Entries from a dataset of interfaces:
———

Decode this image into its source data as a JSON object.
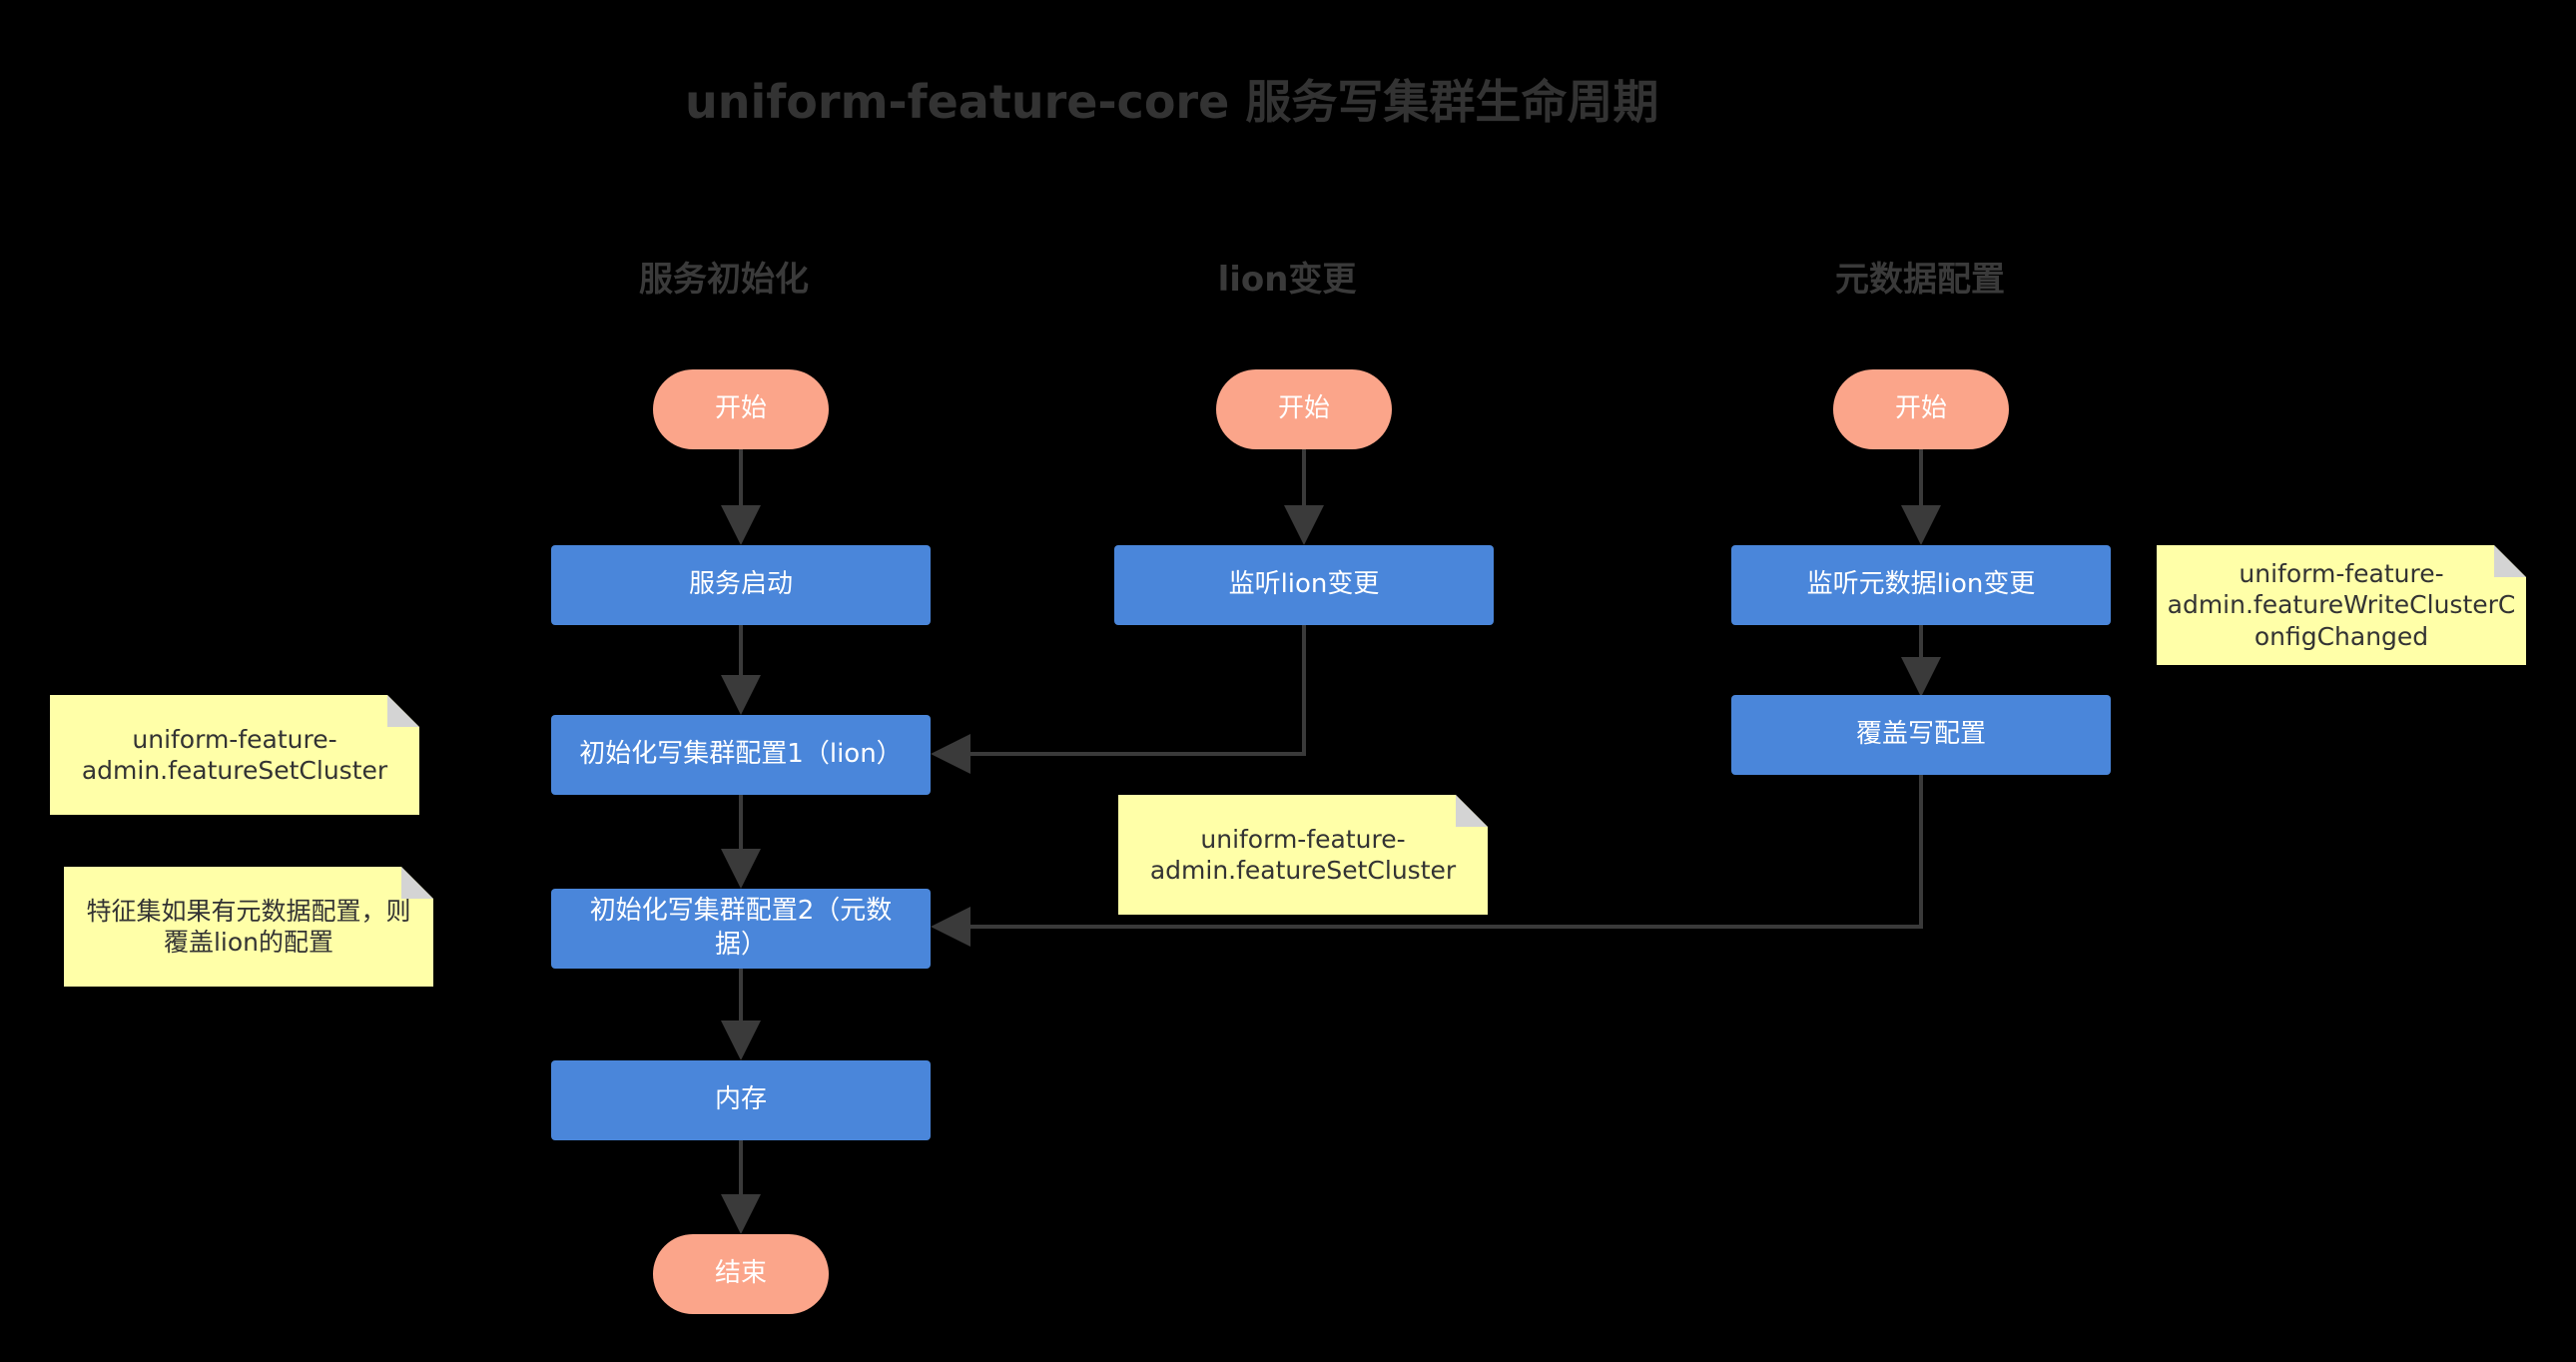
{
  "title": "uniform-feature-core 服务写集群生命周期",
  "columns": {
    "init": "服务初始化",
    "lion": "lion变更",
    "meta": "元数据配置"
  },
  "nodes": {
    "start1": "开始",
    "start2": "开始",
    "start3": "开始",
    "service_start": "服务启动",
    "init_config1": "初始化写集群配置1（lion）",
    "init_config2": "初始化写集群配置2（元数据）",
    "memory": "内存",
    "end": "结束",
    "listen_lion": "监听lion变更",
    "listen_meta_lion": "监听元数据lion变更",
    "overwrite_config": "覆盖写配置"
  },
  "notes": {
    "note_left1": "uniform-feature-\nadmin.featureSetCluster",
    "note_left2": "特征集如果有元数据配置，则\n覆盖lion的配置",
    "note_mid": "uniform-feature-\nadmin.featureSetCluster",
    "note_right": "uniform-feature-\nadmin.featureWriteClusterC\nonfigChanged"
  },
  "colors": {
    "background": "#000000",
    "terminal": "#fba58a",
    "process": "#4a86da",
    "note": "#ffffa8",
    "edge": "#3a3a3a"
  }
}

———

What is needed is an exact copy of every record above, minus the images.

● Exercise output:
Decode this image into its source data as a JSON object.
{
  "title": "uniform-feature-core 服务写集群生命周期",
  "columns": {
    "init": "服务初始化",
    "lion": "lion变更",
    "meta": "元数据配置"
  },
  "nodes": {
    "start1": "开始",
    "start2": "开始",
    "start3": "开始",
    "service_start": "服务启动",
    "init_config1": "初始化写集群配置1（lion）",
    "init_config2": "初始化写集群配置2（元数据）",
    "memory": "内存",
    "end": "结束",
    "listen_lion": "监听lion变更",
    "listen_meta_lion": "监听元数据lion变更",
    "overwrite_config": "覆盖写配置"
  },
  "notes": {
    "note_left1": "uniform-feature-\nadmin.featureSetCluster",
    "note_left2": "特征集如果有元数据配置，则\n覆盖lion的配置",
    "note_mid": "uniform-feature-\nadmin.featureSetCluster",
    "note_right": "uniform-feature-\nadmin.featureWriteClusterC\nonfigChanged"
  },
  "colors": {
    "background": "#000000",
    "terminal": "#fba58a",
    "process": "#4a86da",
    "note": "#ffffa8",
    "edge": "#3a3a3a"
  }
}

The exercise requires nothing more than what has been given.